Since the onset of narcolepsy, I’ve devoted more time to self-discovery and pursuing what fits my new lifestyle. I used to love the thrill of the outdoors, especially travelling to national parks across the U.S. Of all of the travels I’ve had, it’s the natural scenic areas that are most cherished and ingrained in my memory: from the humbling, giant sequoias of Muir Woods to the tranquil, almost surreal lotus paddies of Cambodia. It’s challenging for me to leave my house outside of work obligations these days because of my chronic illnesses. However, I’ve found that I can bring the outdoors in by tending to houseplants. Many people admire plants for their visual appeal or alleged purifying qualities. I appreciate them for their diversity and tenacity. Contrary to popular belief, many plants can be rehabilitated and eventually flourish with the right care and environment. You’ll often see mushy succulents, ratty ferns, and droopy begonias all bunched together on the same rack in the garden section of a big box store. You’d be surprised how many of those sad, worn-out plants on the sale rack can actually be salvaged.
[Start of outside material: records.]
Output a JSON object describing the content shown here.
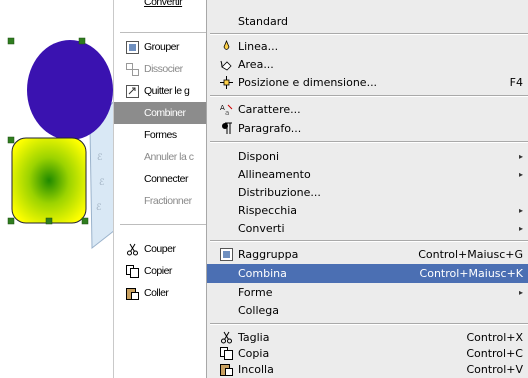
{
  "menu_fr": {
    "items": [
      {
        "label": "Convertir",
        "state": "partial"
      },
      {
        "label": "Grouper",
        "icon": "group-icon"
      },
      {
        "label": "Dissocier",
        "icon": "ungroup-icon",
        "state": "disabled"
      },
      {
        "label": "Quitter le g",
        "icon": "exit-group-icon"
      },
      {
        "label": "Combiner",
        "state": "highlighted"
      },
      {
        "label": "Formes"
      },
      {
        "label": "Annuler la c",
        "state": "disabled"
      },
      {
        "label": "Connecter"
      },
      {
        "label": "Fractionner",
        "state": "disabled"
      },
      {
        "label": "Couper",
        "icon": "scissors-icon"
      },
      {
        "label": "Copier",
        "icon": "copy-icon"
      },
      {
        "label": "Coller",
        "icon": "paste-icon"
      }
    ]
  },
  "menu_it": {
    "items": [
      {
        "label": "Standard"
      },
      {
        "label": "Linea...",
        "icon": "line-icon"
      },
      {
        "label": "Area...",
        "icon": "area-icon"
      },
      {
        "label": "Posizione e dimensione...",
        "icon": "position-icon",
        "shortcut": "F4"
      },
      {
        "label": "Carattere...",
        "icon": "character-icon"
      },
      {
        "label": "Paragrafo...",
        "icon": "paragraph-icon"
      },
      {
        "label": "Disponi",
        "submenu": true
      },
      {
        "label": "Allineamento",
        "submenu": true
      },
      {
        "label": "Distribuzione..."
      },
      {
        "label": "Rispecchia",
        "submenu": true
      },
      {
        "label": "Converti",
        "submenu": true
      },
      {
        "label": "Raggruppa",
        "icon": "group-icon",
        "shortcut": "Control+Maiusc+G"
      },
      {
        "label": "Combina",
        "shortcut": "Control+Maiusc+K",
        "state": "highlighted"
      },
      {
        "label": "Forme",
        "submenu": true
      },
      {
        "label": "Collega"
      },
      {
        "label": "Taglia",
        "icon": "scissors-icon",
        "shortcut": "Control+X"
      },
      {
        "label": "Copia",
        "icon": "copy-icon",
        "shortcut": "Control+C"
      },
      {
        "label": "Incolla",
        "icon": "paste-icon",
        "shortcut": "Control+V"
      }
    ]
  },
  "colors": {
    "italian_highlight": "#4b6fb3",
    "french_highlight": "#8c8c8c",
    "ellipse_fill": "#3a12b0",
    "gradient_center": "#1f8a00",
    "gradient_edge": "#ffff00",
    "handle": "#2f7d1f"
  }
}
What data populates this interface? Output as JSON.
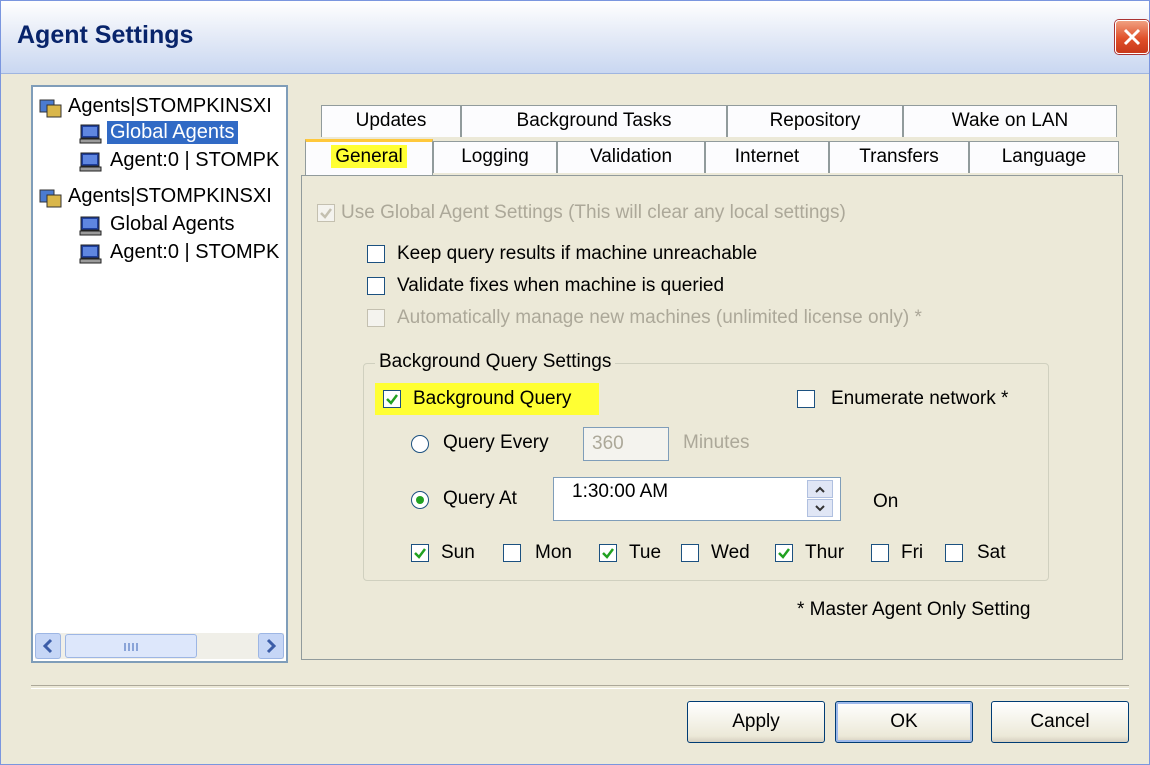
{
  "window": {
    "title": "Agent Settings"
  },
  "tree": {
    "items": [
      {
        "label": "Agents|STOMPKINSXI"
      },
      {
        "label": "Global Agents"
      },
      {
        "label": "Agent:0 | STOMPK"
      },
      {
        "label": "Agents|STOMPKINSXI"
      },
      {
        "label": "Global Agents"
      },
      {
        "label": "Agent:0 | STOMPK"
      }
    ]
  },
  "tabs": {
    "row1": [
      "Updates",
      "Background Tasks",
      "Repository",
      "Wake on LAN"
    ],
    "row2": [
      "General",
      "Logging",
      "Validation",
      "Internet",
      "Transfers",
      "Language"
    ],
    "active": "General"
  },
  "general": {
    "use_global": "Use Global Agent Settings (This will clear any local settings)",
    "keep_results": "Keep query results if machine unreachable",
    "validate_fixes": "Validate fixes when machine is queried",
    "auto_manage": "Automatically manage new machines (unlimited license only)  *",
    "group_title": "Background Query Settings",
    "background_query": "Background Query",
    "enumerate_network": "Enumerate network *",
    "query_every": "Query Every",
    "query_every_value": "360",
    "minutes": "Minutes",
    "query_at": "Query At",
    "query_at_value": "1:30:00 AM",
    "on": "On",
    "days": [
      {
        "label": "Sun",
        "checked": true
      },
      {
        "label": "Mon",
        "checked": false
      },
      {
        "label": "Tue",
        "checked": true
      },
      {
        "label": "Wed",
        "checked": false
      },
      {
        "label": "Thur",
        "checked": true
      },
      {
        "label": "Fri",
        "checked": false
      },
      {
        "label": "Sat",
        "checked": false
      }
    ],
    "footnote": "* Master Agent Only Setting"
  },
  "buttons": {
    "apply": "Apply",
    "ok": "OK",
    "cancel": "Cancel"
  },
  "colors": {
    "highlight": "#ffff33",
    "selection": "#316ac5"
  }
}
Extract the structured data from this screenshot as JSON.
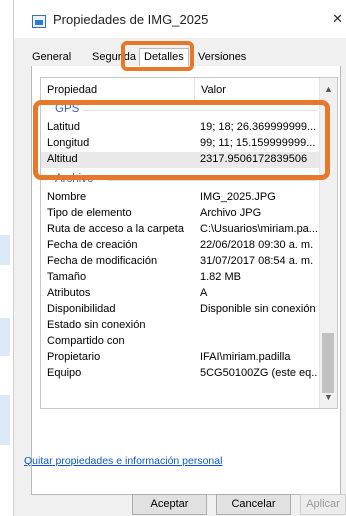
{
  "window": {
    "title": "Propiedades de IMG_2025"
  },
  "tabs": [
    {
      "label": "General"
    },
    {
      "label": "Segurida"
    },
    {
      "label": "Detalles"
    },
    {
      "label": "Versiones anteriores"
    }
  ],
  "list": {
    "headers": {
      "property": "Propiedad",
      "value": "Valor"
    },
    "groups": [
      {
        "name": "GPS",
        "rows": [
          {
            "key": "Latitud",
            "value": "19; 18; 26.369999999..."
          },
          {
            "key": "Longitud",
            "value": "99; 11; 15.159999999..."
          },
          {
            "key": "Altitud",
            "value": "2317.9506172839506"
          }
        ]
      },
      {
        "name": "Archivo",
        "rows": [
          {
            "key": "Nombre",
            "value": "IMG_2025.JPG"
          },
          {
            "key": "Tipo de elemento",
            "value": "Archivo JPG"
          },
          {
            "key": "Ruta de acceso a la carpeta",
            "value": "C:\\Usuarios\\miriam.pa..."
          },
          {
            "key": "Fecha de creación",
            "value": "22/06/2018 09:30 a. m."
          },
          {
            "key": "Fecha de modificación",
            "value": "31/07/2017 08:54 a. m."
          },
          {
            "key": "Tamaño",
            "value": "1.82 MB"
          },
          {
            "key": "Atributos",
            "value": "A"
          },
          {
            "key": "Disponibilidad",
            "value": "Disponible sin conexión"
          },
          {
            "key": "Estado sin conexión",
            "value": ""
          },
          {
            "key": "Compartido con",
            "value": ""
          },
          {
            "key": "Propietario",
            "value": "IFAI\\miriam.padilla"
          },
          {
            "key": "Equipo",
            "value": "5CG50100ZG (este eq..."
          }
        ]
      }
    ]
  },
  "link": {
    "label": "Quitar propiedades e información personal"
  },
  "buttons": {
    "ok": "Aceptar",
    "cancel": "Cancelar",
    "apply": "Aplicar"
  },
  "colors": {
    "highlight": "#e6782b",
    "group_header": "#3c64b4",
    "link": "#0b57c1"
  }
}
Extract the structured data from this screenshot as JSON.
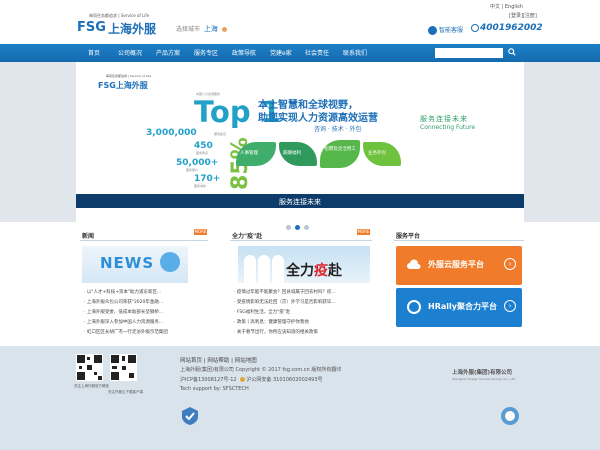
{
  "header": {
    "logo_text_en": "FSG",
    "logo_text_cn": "上海外服",
    "logo_tagline": "每项任务都追求 | Service of Life",
    "city_label": "选择城市",
    "city_value": "上海",
    "lang_cn": "中文",
    "lang_sep": "|",
    "lang_en": "English",
    "login": "[登录]",
    "register": "[注册]",
    "smart_service": "智能客服",
    "hotline": "4001962002"
  },
  "nav": {
    "items": [
      "首页",
      "公司概况",
      "产品方案",
      "服务专区",
      "政策导航",
      "党建e家",
      "社会责任",
      "联系我们"
    ],
    "search_placeholder": ""
  },
  "banner": {
    "logo": "FSG上海外服",
    "logo_small": "每项任务都追求 | Service of Life",
    "top1": "Top 1",
    "top1_sub": "中国人力资源服务",
    "stats": [
      {
        "value": "3,000,000",
        "note": "服务雇员"
      },
      {
        "value": "450",
        "note": "服务网点"
      },
      {
        "value": "50,000+",
        "note": "服务客户"
      },
      {
        "value": "170+",
        "note": "服务城市"
      }
    ],
    "percent": "85%",
    "headline1": "本土智慧和全球视野，",
    "headline2": "助您实现人力资源高效运营",
    "subline": "咨询 · 技术 · 外包",
    "leaves": [
      "人事管理",
      "薪酬福利",
      "招聘及灵活用工",
      "业务外包"
    ],
    "right_cn": "服务连接未来",
    "right_en": "Connecting Future",
    "caption": "服务连接未来",
    "slide_count": 3,
    "active_slide": 2
  },
  "news": {
    "title": "新闻",
    "more": "MORE",
    "image_text": "NEWS",
    "items": [
      "以\"人才+科技+资本\"助力浦东新区...",
      "上海外服众包公司荣获\"2020年金融...",
      "上海外服受委、低成本助部长坚钢桥...",
      "上海外服深入参加中国人力资源服务...",
      "虹口区区长胡广杰一行走访外服示范集团"
    ]
  },
  "quanli": {
    "title": "全力\"疫\"赴",
    "more": "MORE",
    "image_text_1": "全力",
    "image_text_2": "疫",
    "image_text_3": "赴",
    "items": [
      "疫情过年能不能聚会？回县城属于回农村吗？权...",
      "受疫情影响无法赴回（京）外学习是否影响获毕...",
      "FSG福利生活，全力\"疫\"赴",
      "政策丨高利息：健康管理守护你我他",
      "关于春节出行，你所应该知道的相关政策"
    ]
  },
  "service": {
    "title": "服务平台",
    "btn1": "外服云服务平台",
    "btn2": "HRally聚合力平台",
    "btn1_color": "#f07c2b",
    "btn2_color": "#1d7fd0"
  },
  "footer": {
    "qr1_caption": "关注上海外服官方微信",
    "qr2_caption": "关注外服云下载客户端",
    "links": [
      "网站首页",
      "网站帮助",
      "网站地图"
    ],
    "sep": "|",
    "line1": "上海外服(集团)有限公司 Copyright © 2017 fsg.com.cn 版权所有翻印",
    "line2": "沪ICP备13008127号-12",
    "line3": "沪公网安备 31010602002493号",
    "line4": "Tech support by: SFSCTECH",
    "company_cn": "上海外服(集团)有限公司",
    "company_en": "Shanghai Foreign Service (Group) Co., Ltd."
  }
}
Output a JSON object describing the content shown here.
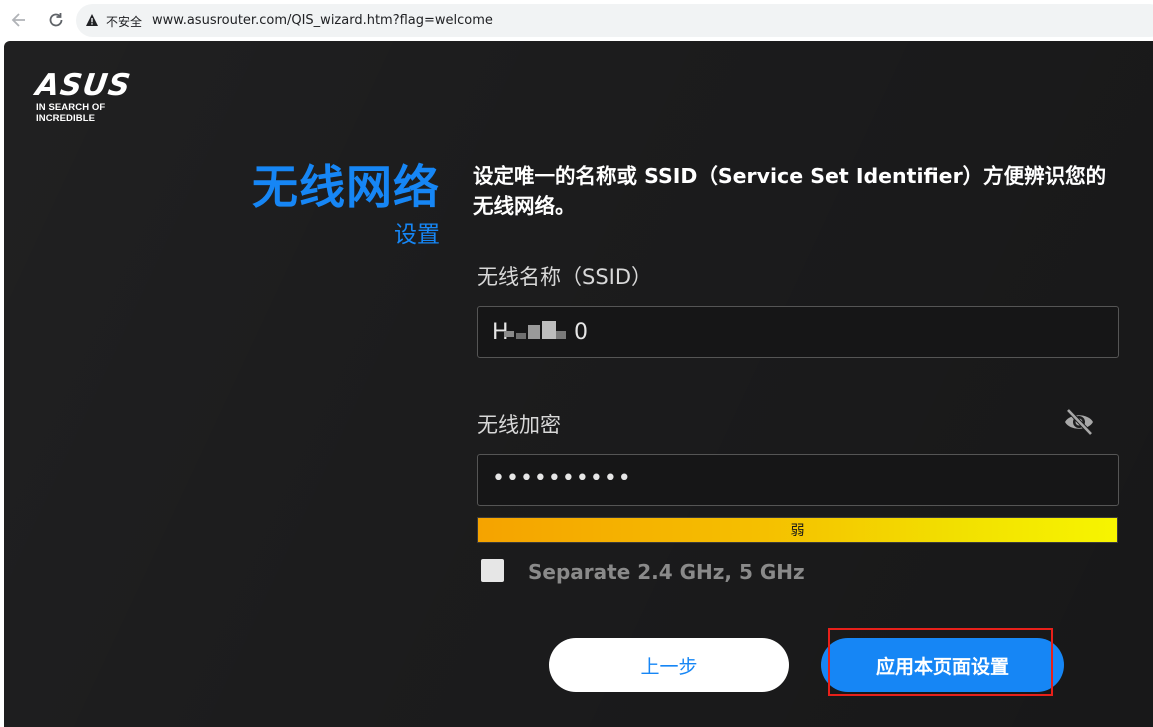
{
  "browser": {
    "security_label": "不安全",
    "url": "www.asusrouter.com/QIS_wizard.htm?flag=welcome"
  },
  "logo": {
    "brand": "ASUS",
    "tagline": "IN SEARCH OF INCREDIBLE"
  },
  "page": {
    "title": "无线网络",
    "subtitle": "设置",
    "description": "设定唯一的名称或 SSID（Service Set Identifier）方便辨识您的无线网络。"
  },
  "ssid_field": {
    "label": "无线名称（SSID）",
    "value_start": "H",
    "value_end": "0"
  },
  "key_field": {
    "label": "无线加密",
    "value": "••••••••••"
  },
  "strength": {
    "label": "弱"
  },
  "separate_checkbox": {
    "label": "Separate 2.4 GHz, 5 GHz",
    "checked": false
  },
  "buttons": {
    "prev": "上一步",
    "apply": "应用本页面设置"
  },
  "colors": {
    "accent": "#1686f5",
    "background": "#1c1c1d",
    "highlight": "#e8201a"
  }
}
Like humans, plants are not one size fits all. Even within the same family, different plants can have different needs. If you picture someone taking care of a houseplant, the image that pops into most people’s mind is someone watering it and maybe placing it near a sunny window. Like diet and exercise for humans, there tends to be a limited focus on water and light. The appreciation and corresponding care for each plant’s unique light, water, soil, aeration, humidity, and feeding needs allows them to thrive. It may be different or a bit more work than what you’re used to but there’s nothing like spotting a tiny new growth on a plant that you put effort into. This observation helps me push through times where I feel like I’m being “dramatic,” “inconvenient,” or “selfish” due to my narcolepsy symptoms. I can thrive, as long as my basic needs (however unique they may be) are met and the environment I’m in is conducive to my growth. People with narcolepsy can achieve great things and we need our families, friends, schools, workplaces, and communities to recognize and support that potential. Wakefulness does not equal worth.
You Have a Body features personal essays on the the ways we reconcile our physical forms with our identities. This series explores how our bodies sometimes disagree with us, how the world sometimes disagrees with our bodies, and how we attempt to accept that dissonance.